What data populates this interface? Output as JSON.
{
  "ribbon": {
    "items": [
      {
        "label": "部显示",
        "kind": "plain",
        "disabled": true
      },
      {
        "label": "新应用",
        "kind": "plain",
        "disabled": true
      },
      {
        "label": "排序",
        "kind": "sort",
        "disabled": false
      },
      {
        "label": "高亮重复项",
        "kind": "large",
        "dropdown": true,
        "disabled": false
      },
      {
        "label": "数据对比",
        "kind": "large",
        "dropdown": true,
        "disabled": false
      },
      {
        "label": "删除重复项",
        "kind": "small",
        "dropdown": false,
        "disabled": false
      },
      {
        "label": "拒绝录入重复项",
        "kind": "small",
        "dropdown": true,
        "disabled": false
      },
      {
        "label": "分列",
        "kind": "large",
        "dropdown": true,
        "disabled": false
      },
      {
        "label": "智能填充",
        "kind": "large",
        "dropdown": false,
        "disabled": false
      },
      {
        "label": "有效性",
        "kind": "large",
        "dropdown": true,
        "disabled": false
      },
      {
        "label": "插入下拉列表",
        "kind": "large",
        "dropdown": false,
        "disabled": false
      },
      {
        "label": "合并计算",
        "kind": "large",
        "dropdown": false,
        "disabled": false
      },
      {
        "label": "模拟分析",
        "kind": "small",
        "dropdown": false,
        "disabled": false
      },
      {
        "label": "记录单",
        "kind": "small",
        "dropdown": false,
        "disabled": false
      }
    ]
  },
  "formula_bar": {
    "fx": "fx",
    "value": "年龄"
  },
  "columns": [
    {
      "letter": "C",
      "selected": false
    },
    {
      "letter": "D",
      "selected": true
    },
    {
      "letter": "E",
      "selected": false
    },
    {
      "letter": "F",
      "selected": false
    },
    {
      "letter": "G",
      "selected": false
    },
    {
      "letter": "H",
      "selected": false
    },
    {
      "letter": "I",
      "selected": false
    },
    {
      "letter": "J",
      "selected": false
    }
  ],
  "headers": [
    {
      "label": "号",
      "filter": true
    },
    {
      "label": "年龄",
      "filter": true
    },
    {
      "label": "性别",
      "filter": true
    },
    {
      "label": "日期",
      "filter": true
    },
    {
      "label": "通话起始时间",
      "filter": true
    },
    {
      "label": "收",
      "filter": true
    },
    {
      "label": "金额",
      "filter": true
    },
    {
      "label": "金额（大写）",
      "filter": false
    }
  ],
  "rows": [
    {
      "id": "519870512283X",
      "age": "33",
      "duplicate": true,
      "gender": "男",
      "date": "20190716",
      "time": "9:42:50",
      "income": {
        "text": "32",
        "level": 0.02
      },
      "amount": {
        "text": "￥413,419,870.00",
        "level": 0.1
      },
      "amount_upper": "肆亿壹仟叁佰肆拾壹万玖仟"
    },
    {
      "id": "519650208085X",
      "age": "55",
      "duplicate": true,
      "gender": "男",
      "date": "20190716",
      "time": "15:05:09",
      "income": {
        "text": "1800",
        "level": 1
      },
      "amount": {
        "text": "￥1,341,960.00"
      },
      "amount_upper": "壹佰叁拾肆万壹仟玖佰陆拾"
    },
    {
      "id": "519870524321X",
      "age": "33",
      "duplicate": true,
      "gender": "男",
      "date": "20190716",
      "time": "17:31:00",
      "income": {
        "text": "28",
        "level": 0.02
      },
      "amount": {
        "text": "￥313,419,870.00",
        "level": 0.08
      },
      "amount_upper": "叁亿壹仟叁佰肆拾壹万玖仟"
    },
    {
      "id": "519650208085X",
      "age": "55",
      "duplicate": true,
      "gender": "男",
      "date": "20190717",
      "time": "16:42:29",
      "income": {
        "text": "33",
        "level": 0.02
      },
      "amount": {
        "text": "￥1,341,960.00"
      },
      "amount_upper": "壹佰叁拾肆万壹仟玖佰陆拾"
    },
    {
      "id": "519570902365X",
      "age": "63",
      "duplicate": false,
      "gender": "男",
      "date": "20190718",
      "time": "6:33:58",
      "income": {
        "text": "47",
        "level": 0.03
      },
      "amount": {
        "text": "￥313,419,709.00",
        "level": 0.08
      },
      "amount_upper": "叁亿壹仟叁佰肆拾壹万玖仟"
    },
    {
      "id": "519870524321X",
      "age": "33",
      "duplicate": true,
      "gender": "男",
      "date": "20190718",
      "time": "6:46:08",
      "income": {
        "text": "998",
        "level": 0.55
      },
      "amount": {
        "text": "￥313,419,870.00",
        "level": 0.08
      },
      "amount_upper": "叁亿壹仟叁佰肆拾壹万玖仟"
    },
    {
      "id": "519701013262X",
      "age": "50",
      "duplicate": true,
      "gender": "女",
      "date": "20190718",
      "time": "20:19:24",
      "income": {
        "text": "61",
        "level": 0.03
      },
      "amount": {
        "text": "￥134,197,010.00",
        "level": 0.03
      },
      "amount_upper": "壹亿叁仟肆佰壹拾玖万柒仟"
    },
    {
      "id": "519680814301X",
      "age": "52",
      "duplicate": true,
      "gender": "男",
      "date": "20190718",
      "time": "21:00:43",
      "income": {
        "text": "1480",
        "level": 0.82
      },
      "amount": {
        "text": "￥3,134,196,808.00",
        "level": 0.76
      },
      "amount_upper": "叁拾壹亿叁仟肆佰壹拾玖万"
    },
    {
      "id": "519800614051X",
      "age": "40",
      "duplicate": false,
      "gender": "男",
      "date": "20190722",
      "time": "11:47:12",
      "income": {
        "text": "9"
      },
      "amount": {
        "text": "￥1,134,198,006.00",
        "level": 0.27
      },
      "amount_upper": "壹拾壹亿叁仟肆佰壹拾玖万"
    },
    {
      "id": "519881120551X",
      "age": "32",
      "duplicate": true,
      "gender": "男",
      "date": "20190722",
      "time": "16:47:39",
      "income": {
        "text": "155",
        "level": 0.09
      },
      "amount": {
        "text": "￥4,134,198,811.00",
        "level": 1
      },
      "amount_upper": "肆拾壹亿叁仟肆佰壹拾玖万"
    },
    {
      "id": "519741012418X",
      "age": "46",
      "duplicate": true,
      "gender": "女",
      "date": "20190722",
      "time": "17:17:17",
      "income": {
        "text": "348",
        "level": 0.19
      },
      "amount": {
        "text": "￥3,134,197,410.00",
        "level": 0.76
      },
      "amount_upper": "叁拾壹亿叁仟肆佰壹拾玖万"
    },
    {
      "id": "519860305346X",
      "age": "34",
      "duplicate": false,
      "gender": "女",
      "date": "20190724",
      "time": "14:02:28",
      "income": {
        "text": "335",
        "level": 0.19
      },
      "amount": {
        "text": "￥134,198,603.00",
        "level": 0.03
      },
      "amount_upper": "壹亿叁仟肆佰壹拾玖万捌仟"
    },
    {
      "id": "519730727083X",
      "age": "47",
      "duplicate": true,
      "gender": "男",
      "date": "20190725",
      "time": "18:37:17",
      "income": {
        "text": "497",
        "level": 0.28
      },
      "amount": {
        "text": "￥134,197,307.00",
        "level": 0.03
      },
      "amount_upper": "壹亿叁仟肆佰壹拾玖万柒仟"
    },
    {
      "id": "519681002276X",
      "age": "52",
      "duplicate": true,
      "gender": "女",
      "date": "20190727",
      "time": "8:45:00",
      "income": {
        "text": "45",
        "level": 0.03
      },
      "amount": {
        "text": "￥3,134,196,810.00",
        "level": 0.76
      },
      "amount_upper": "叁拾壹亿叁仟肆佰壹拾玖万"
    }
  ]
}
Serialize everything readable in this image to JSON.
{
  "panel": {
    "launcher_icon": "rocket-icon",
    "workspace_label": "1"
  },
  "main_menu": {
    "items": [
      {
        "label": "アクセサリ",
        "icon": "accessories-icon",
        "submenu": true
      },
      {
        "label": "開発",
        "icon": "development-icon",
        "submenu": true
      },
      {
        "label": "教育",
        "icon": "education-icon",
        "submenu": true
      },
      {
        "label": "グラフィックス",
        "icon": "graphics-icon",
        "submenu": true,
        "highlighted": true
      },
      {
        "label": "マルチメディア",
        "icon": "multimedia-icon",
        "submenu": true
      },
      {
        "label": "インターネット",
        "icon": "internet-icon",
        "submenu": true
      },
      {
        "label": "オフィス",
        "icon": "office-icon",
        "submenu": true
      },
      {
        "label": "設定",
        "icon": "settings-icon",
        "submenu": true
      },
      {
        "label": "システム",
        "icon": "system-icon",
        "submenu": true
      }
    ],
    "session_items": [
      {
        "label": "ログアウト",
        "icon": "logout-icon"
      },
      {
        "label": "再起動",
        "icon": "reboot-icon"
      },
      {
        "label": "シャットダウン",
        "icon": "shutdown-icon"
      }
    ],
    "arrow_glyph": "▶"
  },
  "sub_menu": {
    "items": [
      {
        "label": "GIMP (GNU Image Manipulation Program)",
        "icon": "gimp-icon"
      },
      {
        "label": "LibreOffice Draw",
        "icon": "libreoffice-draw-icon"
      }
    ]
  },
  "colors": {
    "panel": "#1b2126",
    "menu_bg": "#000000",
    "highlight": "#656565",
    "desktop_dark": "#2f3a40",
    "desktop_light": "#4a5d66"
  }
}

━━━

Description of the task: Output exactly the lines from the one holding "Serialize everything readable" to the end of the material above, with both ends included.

Output of the exercise:
Serialize everything readable in this image to JSON.
{
  "panel": {
    "launcher_icon": "rocket-icon",
    "workspace_label": "1"
  },
  "main_menu": {
    "items": [
      {
        "label": "アクセサリ",
        "icon": "accessories-icon",
        "submenu": true
      },
      {
        "label": "開発",
        "icon": "development-icon",
        "submenu": true
      },
      {
        "label": "教育",
        "icon": "education-icon",
        "submenu": true
      },
      {
        "label": "グラフィックス",
        "icon": "graphics-icon",
        "submenu": true,
        "highlighted": true
      },
      {
        "label": "マルチメディア",
        "icon": "multimedia-icon",
        "submenu": true
      },
      {
        "label": "インターネット",
        "icon": "internet-icon",
        "submenu": true
      },
      {
        "label": "オフィス",
        "icon": "office-icon",
        "submenu": true
      },
      {
        "label": "設定",
        "icon": "settings-icon",
        "submenu": true
      },
      {
        "label": "システム",
        "icon": "system-icon",
        "submenu": true
      }
    ],
    "session_items": [
      {
        "label": "ログアウト",
        "icon": "logout-icon"
      },
      {
        "label": "再起動",
        "icon": "reboot-icon"
      },
      {
        "label": "シャットダウン",
        "icon": "shutdown-icon"
      }
    ],
    "arrow_glyph": "▶"
  },
  "sub_menu": {
    "items": [
      {
        "label": "GIMP (GNU Image Manipulation Program)",
        "icon": "gimp-icon"
      },
      {
        "label": "LibreOffice Draw",
        "icon": "libreoffice-draw-icon"
      }
    ]
  },
  "colors": {
    "panel": "#1b2126",
    "menu_bg": "#000000",
    "highlight": "#656565",
    "desktop_dark": "#2f3a40",
    "desktop_light": "#4a5d66"
  }
}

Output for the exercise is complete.